2. He actually has excellent stuff.

We all know of Pelfrey's fastball that sits at 92-93 and touches mid 90, easily the highest velocity of the Twins' 2013 rotation.  Here is something very little known:  He has a few other weapons that are rarely mentioned.   I took all 2013 starting pitchers who pitched more than 150 innings in 2013 and sorted them by Slider Velocity.  This is the resulting table:

As you can see,  Mike Pelfrey has the 7th hardest slider in the majors.  And this is big news.  Looking at the names surrounding him, I cannot see a single name that Twins' fans would not be ecstatic to have.

However, the other obvious thing from this list, is that he has not been throwing his slider enough (only 9.9% of the time) and mostly relies on his fastball (72.6%) of the time, unlike his peers in this list.   I hope that it is elbow rehabilitation related and the further that he is removed from surgery, the more he will trust his elbow with the slider, like his peers.   In addition, to the Fastball and Slider, he has a mid 80s Split Finger pitch that he throws as a change up and a slow mid-70s Curve, that last season he threw only about 10% of the time each.

3. He was hurt by the Twins' defense.

Again, I took all starters in the majors who pitched more than 150 innings and sorted them by BABIP, high to low and I also indicate WHIP. Here is the resulting table:

As you can see, Mike Pelfrey had the second worst BABIP in the majors.  Normalize his WHIP for a league average BABIP and becomes close to Justin Verlander and Edwin Jackson (normalized) levels.  

Why such a high BABIP?  If you look at balls in play, he ranks 35th lowest (of the 96 pitchers who pitched more than 150 innings in 2013) in the percentage of line drives surrendered with 20.8%, which suggests that balls were not hit that hard.   His fly ball percentage 36.0 % is the 35th highest in the same group.  When you are a fly ball pitcher and have a combination of Willingham, Parmelee, Doumit, Arcia and Colabello at two out of three outfield positions, you are about to have a high BABIP and a lot of outs will become singles and doubles.   Corner OF defense is something the Twins will have to address in 2014, in order to be successful.

4. He has a lot of intangibles on his side.

Pelfrey will not turn 30 until next month.  He is in his prime and will be during the duration of the contract.  He does not have a true change up, but has Bobby Cuellar around for 2 years and is young enough to do so, if he wants to add one to his repertoire (and it will be a good idea.)

As I indicated here, yes, he was a human rain delay, but so were his teammates and this was an aberration from previous seasons, adding a full extra 3 seconds between pitches.  I don't know whether that is related to shaking off secondary pitches and  preferring the fastball because of the elbow, as shown above, but I suspect that it will improve next season. 

For what is worth, my math predict continuous improvement for Pelfrey, and my analysis on who the Twins should target in free agency had him (and Phil Hughes) in the list of 8.

Also, he is a stellar clubhouse guy, a trait that has to be mentioned.
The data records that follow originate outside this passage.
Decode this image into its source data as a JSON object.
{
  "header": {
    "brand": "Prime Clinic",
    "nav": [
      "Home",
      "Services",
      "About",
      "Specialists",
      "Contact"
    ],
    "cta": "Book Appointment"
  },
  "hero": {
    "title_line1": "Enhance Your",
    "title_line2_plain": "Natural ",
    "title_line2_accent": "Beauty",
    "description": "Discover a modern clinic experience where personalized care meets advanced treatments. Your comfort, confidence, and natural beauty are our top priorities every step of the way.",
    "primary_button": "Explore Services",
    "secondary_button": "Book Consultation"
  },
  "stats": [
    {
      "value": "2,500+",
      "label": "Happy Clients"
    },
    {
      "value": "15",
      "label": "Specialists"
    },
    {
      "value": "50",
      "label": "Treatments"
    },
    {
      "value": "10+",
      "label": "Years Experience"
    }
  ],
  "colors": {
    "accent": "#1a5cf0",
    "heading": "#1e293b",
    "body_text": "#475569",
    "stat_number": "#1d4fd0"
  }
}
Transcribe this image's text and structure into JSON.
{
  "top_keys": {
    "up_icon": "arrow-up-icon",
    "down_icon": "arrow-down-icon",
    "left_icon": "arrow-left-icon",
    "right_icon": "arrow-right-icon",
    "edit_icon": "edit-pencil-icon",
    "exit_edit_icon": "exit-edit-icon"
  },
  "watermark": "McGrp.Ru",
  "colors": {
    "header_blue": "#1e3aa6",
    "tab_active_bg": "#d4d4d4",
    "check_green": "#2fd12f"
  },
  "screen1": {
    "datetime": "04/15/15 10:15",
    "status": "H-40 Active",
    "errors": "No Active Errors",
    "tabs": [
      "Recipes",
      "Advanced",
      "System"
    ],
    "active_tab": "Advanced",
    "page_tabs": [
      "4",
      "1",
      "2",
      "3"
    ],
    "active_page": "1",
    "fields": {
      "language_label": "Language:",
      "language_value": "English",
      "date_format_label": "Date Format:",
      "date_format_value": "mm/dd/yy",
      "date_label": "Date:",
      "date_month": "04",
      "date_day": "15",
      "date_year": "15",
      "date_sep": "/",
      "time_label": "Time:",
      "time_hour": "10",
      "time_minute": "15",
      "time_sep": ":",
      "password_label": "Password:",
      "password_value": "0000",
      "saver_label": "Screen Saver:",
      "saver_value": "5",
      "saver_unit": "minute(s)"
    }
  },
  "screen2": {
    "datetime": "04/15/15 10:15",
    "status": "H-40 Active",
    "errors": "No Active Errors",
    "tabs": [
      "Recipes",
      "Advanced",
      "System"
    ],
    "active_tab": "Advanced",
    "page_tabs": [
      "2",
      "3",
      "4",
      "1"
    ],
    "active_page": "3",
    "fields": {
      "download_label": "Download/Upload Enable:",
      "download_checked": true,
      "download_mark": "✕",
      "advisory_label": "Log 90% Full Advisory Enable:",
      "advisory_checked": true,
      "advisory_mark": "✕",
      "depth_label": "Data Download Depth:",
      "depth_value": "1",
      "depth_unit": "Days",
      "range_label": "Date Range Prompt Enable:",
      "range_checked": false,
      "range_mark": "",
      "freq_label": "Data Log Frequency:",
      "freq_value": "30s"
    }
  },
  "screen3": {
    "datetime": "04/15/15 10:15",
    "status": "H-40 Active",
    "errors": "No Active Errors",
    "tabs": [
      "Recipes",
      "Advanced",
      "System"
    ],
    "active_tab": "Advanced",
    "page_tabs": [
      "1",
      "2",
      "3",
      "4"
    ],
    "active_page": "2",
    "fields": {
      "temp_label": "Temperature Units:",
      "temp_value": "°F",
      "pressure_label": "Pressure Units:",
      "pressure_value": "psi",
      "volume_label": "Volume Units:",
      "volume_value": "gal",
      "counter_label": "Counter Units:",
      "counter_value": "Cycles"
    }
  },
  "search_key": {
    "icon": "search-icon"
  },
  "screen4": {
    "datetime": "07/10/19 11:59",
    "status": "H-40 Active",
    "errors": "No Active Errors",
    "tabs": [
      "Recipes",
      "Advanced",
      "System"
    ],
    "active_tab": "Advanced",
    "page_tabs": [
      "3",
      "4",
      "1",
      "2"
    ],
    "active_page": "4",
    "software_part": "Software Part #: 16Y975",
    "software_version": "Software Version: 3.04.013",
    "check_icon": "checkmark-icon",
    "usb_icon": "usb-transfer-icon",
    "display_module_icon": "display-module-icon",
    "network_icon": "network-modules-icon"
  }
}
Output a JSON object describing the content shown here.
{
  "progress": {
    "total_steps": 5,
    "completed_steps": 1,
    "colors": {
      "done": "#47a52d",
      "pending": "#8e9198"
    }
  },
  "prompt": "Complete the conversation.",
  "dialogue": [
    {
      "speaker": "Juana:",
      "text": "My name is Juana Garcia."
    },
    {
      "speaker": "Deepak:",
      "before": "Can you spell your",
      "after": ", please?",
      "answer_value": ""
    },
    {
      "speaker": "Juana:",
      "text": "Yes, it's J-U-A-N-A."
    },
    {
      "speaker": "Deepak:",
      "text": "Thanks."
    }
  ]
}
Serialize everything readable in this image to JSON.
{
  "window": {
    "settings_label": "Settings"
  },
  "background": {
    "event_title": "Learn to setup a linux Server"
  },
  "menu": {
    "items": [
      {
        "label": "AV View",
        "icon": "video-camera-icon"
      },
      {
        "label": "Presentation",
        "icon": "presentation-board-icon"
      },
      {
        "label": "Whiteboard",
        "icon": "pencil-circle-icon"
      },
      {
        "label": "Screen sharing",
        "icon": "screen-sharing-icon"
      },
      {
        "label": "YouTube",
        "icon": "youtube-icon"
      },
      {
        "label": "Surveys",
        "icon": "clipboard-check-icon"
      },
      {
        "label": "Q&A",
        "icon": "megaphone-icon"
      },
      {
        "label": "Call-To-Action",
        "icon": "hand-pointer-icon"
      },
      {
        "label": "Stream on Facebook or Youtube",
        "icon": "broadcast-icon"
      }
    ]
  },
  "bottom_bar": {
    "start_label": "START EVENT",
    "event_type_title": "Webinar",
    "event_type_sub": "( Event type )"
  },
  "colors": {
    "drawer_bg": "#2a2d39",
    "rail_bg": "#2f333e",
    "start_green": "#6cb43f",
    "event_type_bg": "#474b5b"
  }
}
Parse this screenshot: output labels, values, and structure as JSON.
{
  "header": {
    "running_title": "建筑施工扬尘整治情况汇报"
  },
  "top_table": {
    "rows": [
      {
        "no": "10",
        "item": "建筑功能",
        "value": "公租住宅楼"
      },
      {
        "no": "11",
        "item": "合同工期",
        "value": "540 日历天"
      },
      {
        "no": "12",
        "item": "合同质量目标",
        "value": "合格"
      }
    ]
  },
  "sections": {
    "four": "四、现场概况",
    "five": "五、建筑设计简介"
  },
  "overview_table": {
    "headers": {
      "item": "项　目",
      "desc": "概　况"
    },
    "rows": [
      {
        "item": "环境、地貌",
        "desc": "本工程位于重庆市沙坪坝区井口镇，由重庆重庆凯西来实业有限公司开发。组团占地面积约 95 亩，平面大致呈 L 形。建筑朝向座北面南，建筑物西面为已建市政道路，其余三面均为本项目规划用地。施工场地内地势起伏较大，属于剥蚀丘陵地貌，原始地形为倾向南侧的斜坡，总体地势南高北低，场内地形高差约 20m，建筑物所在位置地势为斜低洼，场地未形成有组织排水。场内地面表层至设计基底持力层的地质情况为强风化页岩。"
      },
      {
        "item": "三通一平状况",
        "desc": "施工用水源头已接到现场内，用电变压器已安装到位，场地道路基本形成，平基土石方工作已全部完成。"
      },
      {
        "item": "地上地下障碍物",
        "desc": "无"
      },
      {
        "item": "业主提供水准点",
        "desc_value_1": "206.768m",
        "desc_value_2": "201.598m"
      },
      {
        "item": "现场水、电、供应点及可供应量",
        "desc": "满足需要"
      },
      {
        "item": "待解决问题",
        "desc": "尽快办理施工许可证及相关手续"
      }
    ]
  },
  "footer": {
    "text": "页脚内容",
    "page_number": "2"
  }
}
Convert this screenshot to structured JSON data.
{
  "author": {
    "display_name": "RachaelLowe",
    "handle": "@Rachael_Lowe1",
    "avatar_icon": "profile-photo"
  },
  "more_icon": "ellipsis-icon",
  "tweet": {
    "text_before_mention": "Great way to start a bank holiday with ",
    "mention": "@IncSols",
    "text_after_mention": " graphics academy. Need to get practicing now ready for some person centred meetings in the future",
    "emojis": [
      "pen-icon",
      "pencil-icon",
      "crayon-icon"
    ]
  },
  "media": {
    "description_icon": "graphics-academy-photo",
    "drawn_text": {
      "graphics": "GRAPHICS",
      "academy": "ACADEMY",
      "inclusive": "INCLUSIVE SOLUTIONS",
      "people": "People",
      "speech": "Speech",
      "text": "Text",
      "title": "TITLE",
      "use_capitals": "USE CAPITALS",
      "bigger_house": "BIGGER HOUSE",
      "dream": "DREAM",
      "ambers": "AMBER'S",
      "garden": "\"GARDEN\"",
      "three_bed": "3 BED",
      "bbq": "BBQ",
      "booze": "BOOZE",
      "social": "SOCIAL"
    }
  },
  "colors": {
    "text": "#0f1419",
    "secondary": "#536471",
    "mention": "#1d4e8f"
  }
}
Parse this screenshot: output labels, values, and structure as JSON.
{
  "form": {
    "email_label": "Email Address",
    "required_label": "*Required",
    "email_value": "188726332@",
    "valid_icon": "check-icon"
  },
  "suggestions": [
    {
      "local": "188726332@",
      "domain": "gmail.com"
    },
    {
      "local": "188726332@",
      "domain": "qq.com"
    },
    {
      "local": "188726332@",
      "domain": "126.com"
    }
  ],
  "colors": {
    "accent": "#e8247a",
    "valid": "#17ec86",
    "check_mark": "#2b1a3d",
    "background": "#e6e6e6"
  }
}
At every stop in his career, teammates, managers and coaches have the best to say about Pelfrey.

5. The monetary risk is not very much; this is a very small contract comparatively.

The annual value of Pelfrey's contact is $5.5 million if he does not meet the incentives.   To put the Twins' risk in dollars in perspective:   $5.5 million is the exact amount the Twins paid Nick Blackburn not to pitch in 2013.   Also, if you believe in WAR-based monetary value, according to fangraphs, Mike Pelfrey's contribution to the Twins in 2013 (a down season) was worth $10.7 million dollars...  The real point here is that the Twins will assume the risk they had when they had Nick Blackburn in 2012 and 2013.